Wednesday, 25 November 2009
Art and Power
All official art contains an element of propaganda. Let me give you a specific example. If I mention the name of the English king Henry VIII does this conjure up a specific image in your mind? Yes? Well, if it does, I think I can probably guarantee that it is the same confident and bull-like presentation that most people have: a man of boundless arrogance and limitless self-regard. This is the image that has made its way into popular culture, and possibly makes Henry one of the most recognised monarchs in all of history. In my estimation this puts Hans Holbein in the first rank of 'propaganda' painters.
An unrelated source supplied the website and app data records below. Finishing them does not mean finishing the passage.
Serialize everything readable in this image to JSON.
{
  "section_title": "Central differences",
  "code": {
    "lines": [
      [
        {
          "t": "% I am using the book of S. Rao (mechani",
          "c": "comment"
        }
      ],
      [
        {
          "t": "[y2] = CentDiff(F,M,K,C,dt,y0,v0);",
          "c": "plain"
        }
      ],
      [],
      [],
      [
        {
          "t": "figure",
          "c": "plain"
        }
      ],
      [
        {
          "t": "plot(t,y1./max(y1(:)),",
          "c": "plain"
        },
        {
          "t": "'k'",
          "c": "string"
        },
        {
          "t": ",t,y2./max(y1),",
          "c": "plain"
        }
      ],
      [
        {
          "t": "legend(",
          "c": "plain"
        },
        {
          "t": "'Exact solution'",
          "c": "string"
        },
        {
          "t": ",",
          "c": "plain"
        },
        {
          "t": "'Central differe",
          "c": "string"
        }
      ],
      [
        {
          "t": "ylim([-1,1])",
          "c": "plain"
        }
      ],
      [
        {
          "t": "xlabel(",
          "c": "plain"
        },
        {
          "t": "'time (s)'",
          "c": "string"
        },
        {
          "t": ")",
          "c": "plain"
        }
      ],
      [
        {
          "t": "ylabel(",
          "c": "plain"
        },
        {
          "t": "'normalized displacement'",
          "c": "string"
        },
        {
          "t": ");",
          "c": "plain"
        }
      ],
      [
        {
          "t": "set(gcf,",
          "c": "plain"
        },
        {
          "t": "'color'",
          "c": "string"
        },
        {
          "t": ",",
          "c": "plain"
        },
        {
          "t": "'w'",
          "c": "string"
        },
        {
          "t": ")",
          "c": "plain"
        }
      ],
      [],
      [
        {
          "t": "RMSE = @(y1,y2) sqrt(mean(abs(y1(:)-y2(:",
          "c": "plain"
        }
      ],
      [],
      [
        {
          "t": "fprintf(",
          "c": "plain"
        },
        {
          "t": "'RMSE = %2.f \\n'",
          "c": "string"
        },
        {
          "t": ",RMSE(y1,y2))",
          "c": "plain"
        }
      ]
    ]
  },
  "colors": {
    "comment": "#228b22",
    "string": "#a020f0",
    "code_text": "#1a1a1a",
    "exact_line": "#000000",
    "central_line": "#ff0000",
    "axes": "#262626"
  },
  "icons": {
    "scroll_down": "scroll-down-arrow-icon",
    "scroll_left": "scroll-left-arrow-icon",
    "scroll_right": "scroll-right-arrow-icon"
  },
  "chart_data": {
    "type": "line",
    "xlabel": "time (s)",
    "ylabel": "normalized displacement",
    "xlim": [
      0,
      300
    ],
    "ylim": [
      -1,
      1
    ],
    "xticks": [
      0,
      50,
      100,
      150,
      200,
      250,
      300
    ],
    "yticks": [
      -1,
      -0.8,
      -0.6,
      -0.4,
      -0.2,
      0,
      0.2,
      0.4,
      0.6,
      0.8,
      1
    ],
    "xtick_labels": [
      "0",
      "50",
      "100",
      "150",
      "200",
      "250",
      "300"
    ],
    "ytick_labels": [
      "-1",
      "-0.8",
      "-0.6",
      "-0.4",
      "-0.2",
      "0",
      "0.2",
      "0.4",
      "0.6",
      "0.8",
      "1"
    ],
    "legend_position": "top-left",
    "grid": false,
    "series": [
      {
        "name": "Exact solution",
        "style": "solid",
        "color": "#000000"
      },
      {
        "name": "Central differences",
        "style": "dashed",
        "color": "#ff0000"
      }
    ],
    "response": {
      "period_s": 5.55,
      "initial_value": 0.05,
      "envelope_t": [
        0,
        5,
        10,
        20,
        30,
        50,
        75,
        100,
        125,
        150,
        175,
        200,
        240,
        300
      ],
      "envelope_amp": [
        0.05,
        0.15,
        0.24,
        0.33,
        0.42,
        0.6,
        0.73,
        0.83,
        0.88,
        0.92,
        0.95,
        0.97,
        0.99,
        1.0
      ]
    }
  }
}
His paintings are not about people: they are about power.
It was Thomas Cromwell, the great Machiavellian, who first detected Holbeins's potential as the 'official' artist of the Reformed party in England, commissioning him to create anti-papal illustrations for books and pamphlets. In 1536 Holbein reached the very top of his profession, when he was appointed as the King's Painter. All images for public consumption were now his responsibility, and he depicted the Tudors very much in the fashion desired by the king, including the huge mural he painted in the palace of Whitehall. But of course being the painter of the rich and powerful also had dangers. Flattery and magnification became second nature to Holbein, who even did his best with the unprepossessing Anne of Cleves, Henry's mail-order bride. The gap between the 'ideal' and the reality was to lead to the fall of Cromwell, and the partial reversal of the English Reformation. Such is the power of art!